Published on 5th February 2024
Although European economies and labour markets have so far been resilient, the current context of multiple and permanent crisis is casting a dark shadow on the months to come. To shed some light and help EU stakeholders navigate this pivotal year, the World Employment Confederation brought together experts to discuss how we can help pave the way for effective policies that will deliver the EU’s 2030 social targets and create labour markets that genuinely work for everyone.
Starting off by setting the scene of what is currently happening across Europe, Eleonora Vasquez, reporter at EurActiv, one of the major online news outlets on European affairs, recalled that European elections are first and foremost national elections. Citizens may be called to the polls across the continent, but they are ultimately voting in their own country for their national politicians. Therefore, the votes are very much influenced by the national narratives, especially on sensitive issues like migration or the handling of the conflict between Ukraine and Russia.
The overall trend is clearly one of fear, agreed Sonja van Lieshout, President of the World Employment Confederation- Europe, which, through a need to feel safe, triggers strong calls for increased security. Looking at labour markets, this translates into restrictions on labour mobility and migration, hinderinga solution that is essential in times of labour shortages. In its Manifesto “The Europe We Want ” setting out the HR services industry’s vision for the European political agenda in 2024-2029, the World Employment Confederation-Europe calls for ensuring fair labour mobility, the posting of workers, and demand-driven legal migration to urgently address skills and labour shortages in Europe.

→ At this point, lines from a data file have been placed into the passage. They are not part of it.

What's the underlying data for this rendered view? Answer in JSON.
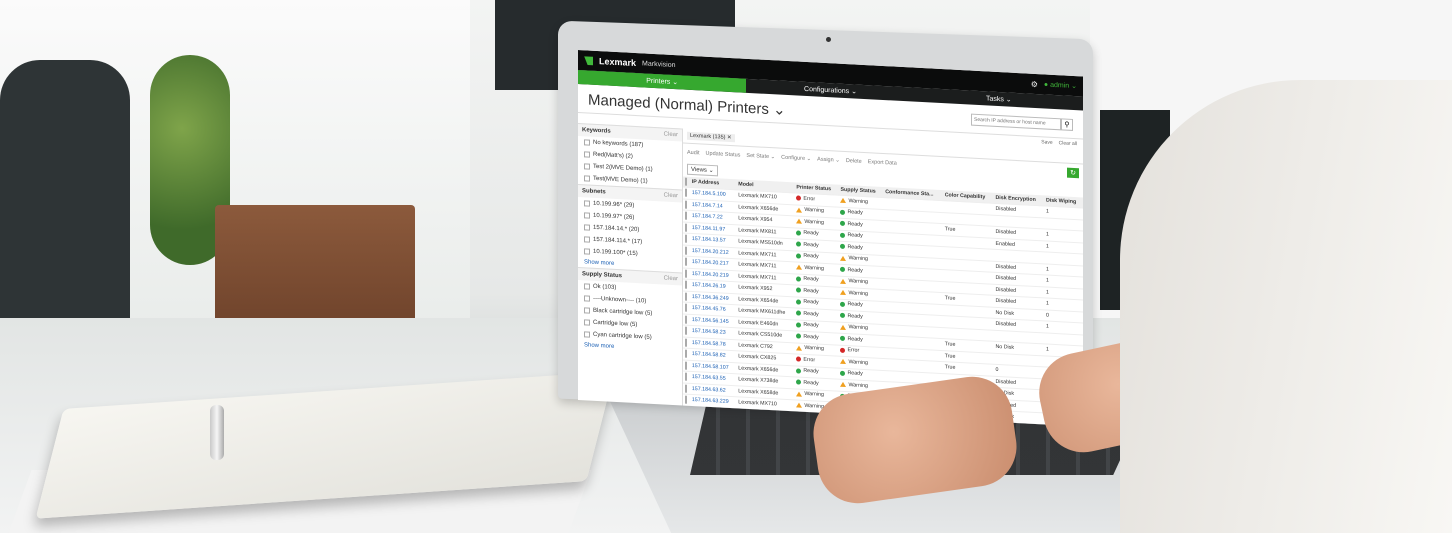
{
  "header": {
    "brand": "Lexmark",
    "product": "Markvision",
    "user": "admin"
  },
  "nav": {
    "tabs": [
      "Printers ⌄",
      "Configurations ⌄",
      "Tasks ⌄"
    ]
  },
  "page": {
    "title": "Managed (Normal) Printers ⌄",
    "search_placeholder": "Search IP address or host name",
    "save": "Save",
    "clear_all": "Clear all"
  },
  "sidebar": {
    "keywords": {
      "title": "Keywords",
      "clear": "Clear",
      "items": [
        "No keywords (187)",
        "Red(Matt's) (2)",
        "Test 2(MVE Demo) (1)",
        "Test(MVE Demo) (1)"
      ]
    },
    "subnets": {
      "title": "Subnets",
      "clear": "Clear",
      "items": [
        "10.199.96* (29)",
        "10.199.97* (26)",
        "157.184.14.* (20)",
        "157.184.114.* (17)",
        "10.199.100* (15)"
      ],
      "show_more": "Show more"
    },
    "supply": {
      "title": "Supply Status",
      "clear": "Clear",
      "items": [
        "Ok (103)",
        "----Unknown---- (10)",
        "Black cartridge low (5)",
        "Cartridge low (5)",
        "Cyan cartridge low (5)"
      ],
      "show_more": "Show more"
    }
  },
  "main": {
    "chip": "Lexmark (135)",
    "toolbar": [
      "Audit",
      "Update Status",
      "Set State ⌄",
      "Configure ⌄",
      "Assign ⌄",
      "Delete",
      "Export Data"
    ],
    "views": "Views ⌄",
    "columns": [
      "IP Address",
      "Model",
      "Printer Status",
      "Supply Status",
      "Conformance Sta...",
      "Color Capability",
      "Disk Encryption",
      "Disk Wiping"
    ],
    "rows": [
      {
        "ip": "157.184.5.100",
        "model": "Lexmark MX710",
        "ps": "Error",
        "ss": "Warning",
        "cc": "",
        "de": "Disabled",
        "dw": "1"
      },
      {
        "ip": "157.184.7.14",
        "model": "Lexmark X656de",
        "ps": "Warning",
        "ss": "Ready",
        "cc": "",
        "de": "",
        "dw": ""
      },
      {
        "ip": "157.184.7.22",
        "model": "Lexmark X954",
        "ps": "Warning",
        "ss": "Ready",
        "cc": "True",
        "de": "Disabled",
        "dw": "1"
      },
      {
        "ip": "157.184.11.97",
        "model": "Lexmark MX811",
        "ps": "Ready",
        "ss": "Ready",
        "cc": "",
        "de": "Enabled",
        "dw": "1"
      },
      {
        "ip": "157.184.13.57",
        "model": "Lexmark MS510dn",
        "ps": "Ready",
        "ss": "Ready",
        "cc": "",
        "de": "",
        "dw": ""
      },
      {
        "ip": "157.184.20.212",
        "model": "Lexmark MX711",
        "ps": "Ready",
        "ss": "Warning",
        "cc": "",
        "de": "Disabled",
        "dw": "1"
      },
      {
        "ip": "157.184.20.217",
        "model": "Lexmark MX711",
        "ps": "Warning",
        "ss": "Ready",
        "cc": "",
        "de": "Disabled",
        "dw": "1"
      },
      {
        "ip": "157.184.20.219",
        "model": "Lexmark MX711",
        "ps": "Ready",
        "ss": "Warning",
        "cc": "",
        "de": "Disabled",
        "dw": "1"
      },
      {
        "ip": "157.184.26.19",
        "model": "Lexmark X952",
        "ps": "Ready",
        "ss": "Warning",
        "cc": "True",
        "de": "Disabled",
        "dw": "1"
      },
      {
        "ip": "157.184.36.249",
        "model": "Lexmark X654de",
        "ps": "Ready",
        "ss": "Ready",
        "cc": "",
        "de": "No Disk",
        "dw": "0"
      },
      {
        "ip": "157.184.45.76",
        "model": "Lexmark MX611dhe",
        "ps": "Ready",
        "ss": "Ready",
        "cc": "",
        "de": "Disabled",
        "dw": "1"
      },
      {
        "ip": "157.184.56.145",
        "model": "Lexmark E460dn",
        "ps": "Ready",
        "ss": "Warning",
        "cc": "",
        "de": "",
        "dw": ""
      },
      {
        "ip": "157.184.58.23",
        "model": "Lexmark CS510de",
        "ps": "Ready",
        "ss": "Ready",
        "cc": "True",
        "de": "No Disk",
        "dw": "1"
      },
      {
        "ip": "157.184.58.78",
        "model": "Lexmark C792",
        "ps": "Warning",
        "ss": "Error",
        "cc": "True",
        "de": "",
        "dw": ""
      },
      {
        "ip": "157.184.58.82",
        "model": "Lexmark CX825",
        "ps": "Error",
        "ss": "Warning",
        "cc": "True",
        "de": "0",
        "dw": ""
      },
      {
        "ip": "157.184.58.107",
        "model": "Lexmark X656de",
        "ps": "Ready",
        "ss": "Ready",
        "cc": "",
        "de": "Disabled",
        "dw": "0"
      },
      {
        "ip": "157.184.63.55",
        "model": "Lexmark X738de",
        "ps": "Ready",
        "ss": "Warning",
        "cc": "True",
        "de": "No Disk",
        "dw": "0"
      },
      {
        "ip": "157.184.63.62",
        "model": "Lexmark X658de",
        "ps": "Warning",
        "ss": "Ready",
        "cc": "",
        "de": "Disabled",
        "dw": "0"
      },
      {
        "ip": "157.184.63.229",
        "model": "Lexmark MX710",
        "ps": "Warning",
        "ss": "Ready",
        "cc": "",
        "de": "No Disk",
        "dw": "1"
      },
      {
        "ip": "157.184.65.178",
        "model": "Lexmark MS315dn",
        "ps": "Ready",
        "ss": "Ready",
        "cc": "",
        "de": "",
        "dw": ""
      }
    ]
  }
}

That’s precisely where European integration should make a difference, Vasquez reflected. European citizens would benefit from a more unified response to major societal issues. In the area of labour shortages, the recent EU Talent Pool Initiative is a good example of Europe taking proactive steps to address labour migration. As van Lieshout stressed, we need more of such “coalitions of the willing” in order to achieve the Europe that we want, one that fosters sustainable economic growth and allows innovation.
As the discussion during the WEConversations made clear, innovation is desperately required in labour markets. Recalling that most of the legislation has not been updated in five decades, the WEC-Europe President stressed that some modernisation of the regulatory framework is needed for European labour markets to become future proof. Areas to focus on include allowing diverse forms of work, but also improving social protection systems.
In this area, the HR services industry has great success stories to share. Van Lieshout mentioned the example of bipartite training funds as an innovative practice from social partners, working together for the benefit of workers. The European Union can certainly help promoting this type of initiatives.
And the potential goes beyond Europe. As Vasquez stressed, the European Union is very much considered a leader in regulation. Its legislation often has ripple effects in other jurisdictions resulting in a clear global benefit in pushing for better employment and social policies in Europe. One caveat is, she pointed, that the European Union often has only limited competences in policies such as employment, education or social affairs.
The next five years will actually be very transformative in Europe, van Lieshout concluded. A lot of files on the table have been there for a long time, and now require some sort of a solution. The HR services industry has outlined some in its Manifesto for the European political agenda of 2024-2029 and stands ready to work in partnership with public employment services, social partners, and policymakers at both European and national levels, to make it a reality.